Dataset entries
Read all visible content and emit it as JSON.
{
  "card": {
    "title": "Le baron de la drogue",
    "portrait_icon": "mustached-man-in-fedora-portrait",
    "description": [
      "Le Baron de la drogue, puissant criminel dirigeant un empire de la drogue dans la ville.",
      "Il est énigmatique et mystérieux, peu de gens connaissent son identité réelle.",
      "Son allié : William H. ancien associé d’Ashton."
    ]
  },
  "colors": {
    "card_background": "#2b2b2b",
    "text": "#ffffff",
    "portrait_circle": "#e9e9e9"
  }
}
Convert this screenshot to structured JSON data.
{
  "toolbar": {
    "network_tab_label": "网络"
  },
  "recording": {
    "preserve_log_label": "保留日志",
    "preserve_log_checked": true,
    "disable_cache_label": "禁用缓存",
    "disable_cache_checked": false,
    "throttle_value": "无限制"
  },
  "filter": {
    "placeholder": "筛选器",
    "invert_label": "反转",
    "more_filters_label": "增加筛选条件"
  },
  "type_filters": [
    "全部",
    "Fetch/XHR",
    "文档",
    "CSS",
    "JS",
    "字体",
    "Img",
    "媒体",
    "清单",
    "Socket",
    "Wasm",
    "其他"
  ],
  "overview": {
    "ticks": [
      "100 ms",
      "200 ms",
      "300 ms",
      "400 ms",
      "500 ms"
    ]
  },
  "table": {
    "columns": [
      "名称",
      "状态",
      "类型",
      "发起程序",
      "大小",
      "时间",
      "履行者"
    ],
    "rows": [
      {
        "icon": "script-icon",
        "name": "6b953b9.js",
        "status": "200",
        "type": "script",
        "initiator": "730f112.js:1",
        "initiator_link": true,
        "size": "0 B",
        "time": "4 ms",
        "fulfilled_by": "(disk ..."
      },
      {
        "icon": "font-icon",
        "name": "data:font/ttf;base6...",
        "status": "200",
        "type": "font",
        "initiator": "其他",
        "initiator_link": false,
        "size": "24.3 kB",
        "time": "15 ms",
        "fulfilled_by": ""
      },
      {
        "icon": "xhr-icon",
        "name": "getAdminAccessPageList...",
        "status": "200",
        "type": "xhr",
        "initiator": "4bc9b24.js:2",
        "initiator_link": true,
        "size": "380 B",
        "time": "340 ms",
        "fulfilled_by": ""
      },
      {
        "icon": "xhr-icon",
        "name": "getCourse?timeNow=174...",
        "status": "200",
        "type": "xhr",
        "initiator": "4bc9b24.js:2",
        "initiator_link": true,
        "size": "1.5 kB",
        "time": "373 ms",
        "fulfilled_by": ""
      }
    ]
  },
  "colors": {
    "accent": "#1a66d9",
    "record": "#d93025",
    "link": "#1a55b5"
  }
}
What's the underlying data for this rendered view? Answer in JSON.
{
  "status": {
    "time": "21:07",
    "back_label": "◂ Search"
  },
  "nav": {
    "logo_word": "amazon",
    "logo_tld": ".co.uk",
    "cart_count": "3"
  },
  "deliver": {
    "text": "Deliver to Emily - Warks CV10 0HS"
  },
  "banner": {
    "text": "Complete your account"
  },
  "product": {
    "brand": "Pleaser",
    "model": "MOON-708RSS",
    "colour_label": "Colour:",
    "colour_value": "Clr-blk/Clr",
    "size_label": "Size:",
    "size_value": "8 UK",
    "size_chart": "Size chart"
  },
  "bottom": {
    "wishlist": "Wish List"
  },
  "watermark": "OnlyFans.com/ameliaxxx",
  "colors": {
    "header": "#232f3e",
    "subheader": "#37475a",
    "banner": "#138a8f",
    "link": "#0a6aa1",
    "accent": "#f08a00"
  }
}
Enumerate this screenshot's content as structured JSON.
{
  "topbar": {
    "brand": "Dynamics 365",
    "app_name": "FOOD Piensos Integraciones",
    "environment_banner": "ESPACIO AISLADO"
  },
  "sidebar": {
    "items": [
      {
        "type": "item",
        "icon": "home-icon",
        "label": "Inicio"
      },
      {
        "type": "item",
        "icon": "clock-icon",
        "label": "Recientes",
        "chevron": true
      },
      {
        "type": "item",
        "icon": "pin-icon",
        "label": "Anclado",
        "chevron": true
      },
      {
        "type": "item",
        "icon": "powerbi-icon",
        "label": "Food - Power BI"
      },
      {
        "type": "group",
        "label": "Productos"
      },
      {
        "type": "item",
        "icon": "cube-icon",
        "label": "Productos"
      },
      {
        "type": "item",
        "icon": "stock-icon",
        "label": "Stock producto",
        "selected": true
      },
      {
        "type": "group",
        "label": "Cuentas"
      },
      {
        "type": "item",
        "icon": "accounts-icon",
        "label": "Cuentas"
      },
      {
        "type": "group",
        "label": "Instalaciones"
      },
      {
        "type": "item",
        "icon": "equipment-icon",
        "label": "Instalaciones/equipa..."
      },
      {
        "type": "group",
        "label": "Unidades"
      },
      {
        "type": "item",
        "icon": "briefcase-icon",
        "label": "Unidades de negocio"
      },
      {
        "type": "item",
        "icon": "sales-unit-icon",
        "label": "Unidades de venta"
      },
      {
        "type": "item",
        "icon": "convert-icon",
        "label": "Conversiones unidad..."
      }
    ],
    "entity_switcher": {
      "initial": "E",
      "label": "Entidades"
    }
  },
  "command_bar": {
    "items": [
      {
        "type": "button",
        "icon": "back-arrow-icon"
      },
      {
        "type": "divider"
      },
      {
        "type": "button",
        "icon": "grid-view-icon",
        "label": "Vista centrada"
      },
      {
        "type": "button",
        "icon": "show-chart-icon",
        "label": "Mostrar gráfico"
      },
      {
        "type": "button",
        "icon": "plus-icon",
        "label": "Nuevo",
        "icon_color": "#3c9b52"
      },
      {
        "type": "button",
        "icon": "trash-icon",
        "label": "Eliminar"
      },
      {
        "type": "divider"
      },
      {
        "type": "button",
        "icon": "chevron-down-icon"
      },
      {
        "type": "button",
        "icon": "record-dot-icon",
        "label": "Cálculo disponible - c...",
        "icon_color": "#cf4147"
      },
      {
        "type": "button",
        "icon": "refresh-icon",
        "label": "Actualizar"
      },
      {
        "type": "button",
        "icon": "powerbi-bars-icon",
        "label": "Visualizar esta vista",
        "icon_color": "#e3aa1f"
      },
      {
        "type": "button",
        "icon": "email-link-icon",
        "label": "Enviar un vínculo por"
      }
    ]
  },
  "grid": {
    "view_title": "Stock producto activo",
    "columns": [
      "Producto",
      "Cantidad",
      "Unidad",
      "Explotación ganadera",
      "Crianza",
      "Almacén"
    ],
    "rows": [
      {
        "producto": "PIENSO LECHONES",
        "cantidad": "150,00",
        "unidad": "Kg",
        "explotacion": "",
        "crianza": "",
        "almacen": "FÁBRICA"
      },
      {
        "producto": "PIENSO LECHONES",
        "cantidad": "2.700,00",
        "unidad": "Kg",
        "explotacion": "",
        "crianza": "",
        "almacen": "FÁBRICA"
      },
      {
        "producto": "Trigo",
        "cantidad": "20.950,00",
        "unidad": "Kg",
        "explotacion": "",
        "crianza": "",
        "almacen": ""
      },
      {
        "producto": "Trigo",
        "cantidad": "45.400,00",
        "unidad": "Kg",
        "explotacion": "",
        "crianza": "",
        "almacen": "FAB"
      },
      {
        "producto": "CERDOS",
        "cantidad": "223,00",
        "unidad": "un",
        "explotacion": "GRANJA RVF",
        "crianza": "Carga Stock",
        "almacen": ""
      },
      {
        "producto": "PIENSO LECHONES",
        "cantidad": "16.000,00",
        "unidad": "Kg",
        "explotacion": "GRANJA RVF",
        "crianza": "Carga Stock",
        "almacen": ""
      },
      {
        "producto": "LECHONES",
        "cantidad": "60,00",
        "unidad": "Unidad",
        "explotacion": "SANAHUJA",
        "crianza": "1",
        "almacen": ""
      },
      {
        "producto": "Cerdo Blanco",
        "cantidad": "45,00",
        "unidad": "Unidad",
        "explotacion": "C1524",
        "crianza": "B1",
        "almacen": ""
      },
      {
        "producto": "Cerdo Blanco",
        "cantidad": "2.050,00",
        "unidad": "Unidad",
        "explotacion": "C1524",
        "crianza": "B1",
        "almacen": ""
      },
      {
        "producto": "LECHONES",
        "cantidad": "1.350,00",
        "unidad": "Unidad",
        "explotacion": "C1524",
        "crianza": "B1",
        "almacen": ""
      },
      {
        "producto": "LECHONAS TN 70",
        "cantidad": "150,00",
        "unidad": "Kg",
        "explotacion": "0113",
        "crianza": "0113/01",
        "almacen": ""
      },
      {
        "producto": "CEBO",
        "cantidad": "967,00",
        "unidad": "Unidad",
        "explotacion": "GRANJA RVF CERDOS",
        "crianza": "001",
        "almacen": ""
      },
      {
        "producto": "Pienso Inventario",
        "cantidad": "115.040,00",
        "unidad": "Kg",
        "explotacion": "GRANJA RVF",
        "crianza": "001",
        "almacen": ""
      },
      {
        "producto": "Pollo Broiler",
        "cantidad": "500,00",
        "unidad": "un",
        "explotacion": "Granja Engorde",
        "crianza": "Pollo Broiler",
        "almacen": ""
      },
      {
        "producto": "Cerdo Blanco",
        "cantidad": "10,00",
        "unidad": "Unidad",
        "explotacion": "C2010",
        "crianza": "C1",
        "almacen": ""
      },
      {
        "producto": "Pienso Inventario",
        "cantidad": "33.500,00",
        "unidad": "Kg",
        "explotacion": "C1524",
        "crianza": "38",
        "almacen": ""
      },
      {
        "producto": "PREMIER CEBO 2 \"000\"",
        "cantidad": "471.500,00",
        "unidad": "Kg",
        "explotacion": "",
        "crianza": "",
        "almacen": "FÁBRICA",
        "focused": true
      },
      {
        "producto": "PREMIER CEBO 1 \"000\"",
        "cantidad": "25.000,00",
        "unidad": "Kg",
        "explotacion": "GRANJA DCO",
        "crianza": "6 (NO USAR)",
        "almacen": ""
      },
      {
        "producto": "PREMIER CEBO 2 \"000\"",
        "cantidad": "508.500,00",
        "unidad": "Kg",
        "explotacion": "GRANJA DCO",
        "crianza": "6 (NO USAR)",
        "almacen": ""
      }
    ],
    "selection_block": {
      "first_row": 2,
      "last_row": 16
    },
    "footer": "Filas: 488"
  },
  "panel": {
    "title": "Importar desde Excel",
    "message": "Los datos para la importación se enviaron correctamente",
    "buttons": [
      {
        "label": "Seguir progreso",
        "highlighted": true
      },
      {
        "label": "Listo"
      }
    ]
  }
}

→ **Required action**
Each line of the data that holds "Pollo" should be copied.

→ **Completed exercise**
        "producto": "Pollo Broiler",
        "crianza": "Pollo Broiler",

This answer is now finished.